Committee on the Elimination of Discrimination against Women (CEDAW)
By ratifying the Convention on the Elimination of All Forms of Discrimination against Women in 1982, Austria has committed itself to submit written reports every four years on the progress made with regard to the implementation of the Convention.
7th / 8th Austrian Country Report (2011)
The present combined Seventh and Eighth Austrian Report follows up the comments of the Sixth CEDAW report and gives a survey of the most important measures taken, projects launched and laws passed with a view to eliminating discrimination against women in social, cultural and economic life in the period from January 2004 to December 2010.
The first part of this report contains comments on the recommendations of the CEDAW Committee while the second provides information on the individual articles of the Convention. In addition, a survey of statistics and projects, events, studies and publications is given in the two Annexes.
6th Austrian Country Report (2004)
The 6th Austrian Country Report describes measures and achievements made in the years 1999 through 2003. Apart from the report itself, which deals with the recommendations on the 5th Country Report as well as the statements concerning the items of the Convention, it contains two appendices listing specific activities and statistical data.

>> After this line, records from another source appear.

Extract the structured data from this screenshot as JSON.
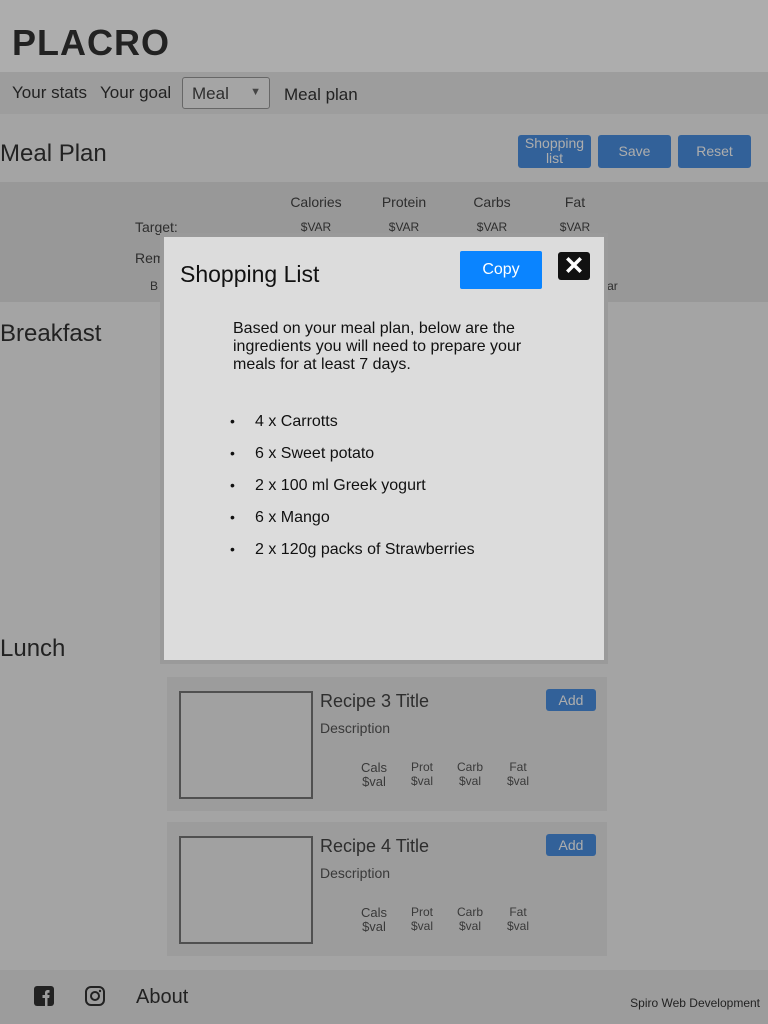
{
  "app": {
    "logo": "PLACRO"
  },
  "nav": {
    "stats": "Your stats",
    "goal": "Your goal",
    "select_value": "Meal",
    "meal_plan": "Meal plan"
  },
  "page": {
    "title": "Meal Plan",
    "shopping_label": "Shopping list",
    "save_label": "Save",
    "reset_label": "Reset"
  },
  "stats": {
    "columns": [
      "Calories",
      "Protein",
      "Carbs",
      "Fat"
    ],
    "target_label": "Target:",
    "target_values": [
      "$VAR",
      "$VAR",
      "$VAR",
      "$VAR"
    ],
    "remaining_label_partial": "Rem",
    "third_label_partial": "B",
    "third_value_partial": "Var"
  },
  "sections": {
    "breakfast": "Breakfast",
    "lunch": "Lunch"
  },
  "recipes": [
    {
      "title": "Recipe 3 Title",
      "description": "Description",
      "add_label": "Add",
      "cals_label": "Cals",
      "cals_value": "$val",
      "prot_label": "Prot",
      "prot_value": "$val",
      "carb_label": "Carb",
      "carb_value": "$val",
      "fat_label": "Fat",
      "fat_value": "$val"
    },
    {
      "title": "Recipe 4 Title",
      "description": "Description",
      "add_label": "Add",
      "cals_label": "Cals",
      "cals_value": "$val",
      "prot_label": "Prot",
      "prot_value": "$val",
      "carb_label": "Carb",
      "carb_value": "$val",
      "fat_label": "Fat",
      "fat_value": "$val"
    }
  ],
  "footer": {
    "facebook_icon": "facebook-icon",
    "instagram_icon": "instagram-icon",
    "about": "About",
    "credit": "Spiro Web Development"
  },
  "modal": {
    "title": "Shopping List",
    "copy_label": "Copy",
    "close_icon": "close-icon",
    "intro": "Based on your meal plan, below are the ingredients you will need to prepare your meals for at least 7 days.",
    "items": [
      "4 x Carrotts",
      "6 x Sweet potato",
      "2 x 100 ml Greek yogurt",
      "6 x Mango",
      "2 x 120g packs of Strawberries"
    ]
  },
  "colors": {
    "accent": "#4a90e2",
    "copy_button": "#0a84ff",
    "overlay": "rgba(0,0,0,0.32)"
  }
}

The concluding comments of the United Nations CEDAW Committee on the occasion of the review of the sixth Austrian Country Report on 23 January 2007 in New York can be accessed in English on the CEDAW website.
Brochure about the Women's Rights Convention (CEDAW)
The brochure about CEDAW, the Women's Rights Convention, was compiled in the autumn of 2007 on the occasion of the 25th anniversary of its ratification in Austria. It describes the elements and goals as well as the origins of the Convention, the work of the CEDAW Committee, the Optional Protocol and the concrete rights of women as laid down in CEDAW.
Optional Protocol to CEDAW
Apart from the Convention on the Elimination of all Forms of Discrimination against Women, on 6 October 1999 the General Assembly also adopted the Optional Protocol that allows every woman who believes that a right laid down in the CEDAW Convention has been violated, to submit a complaint to the CEDAW Committee after having taken the matter through all domestic stages of appeal (individual right of complaint).
It also extends the international protection of women's rights by providing an inquiry procedure for the event of grave or systematic violations of human rights.
Austria ratified the Optional Protocol on 6 September 2000.
The model communication form included in the Optional Protocol to CEDAW contains guidelines to be observed when making a petition.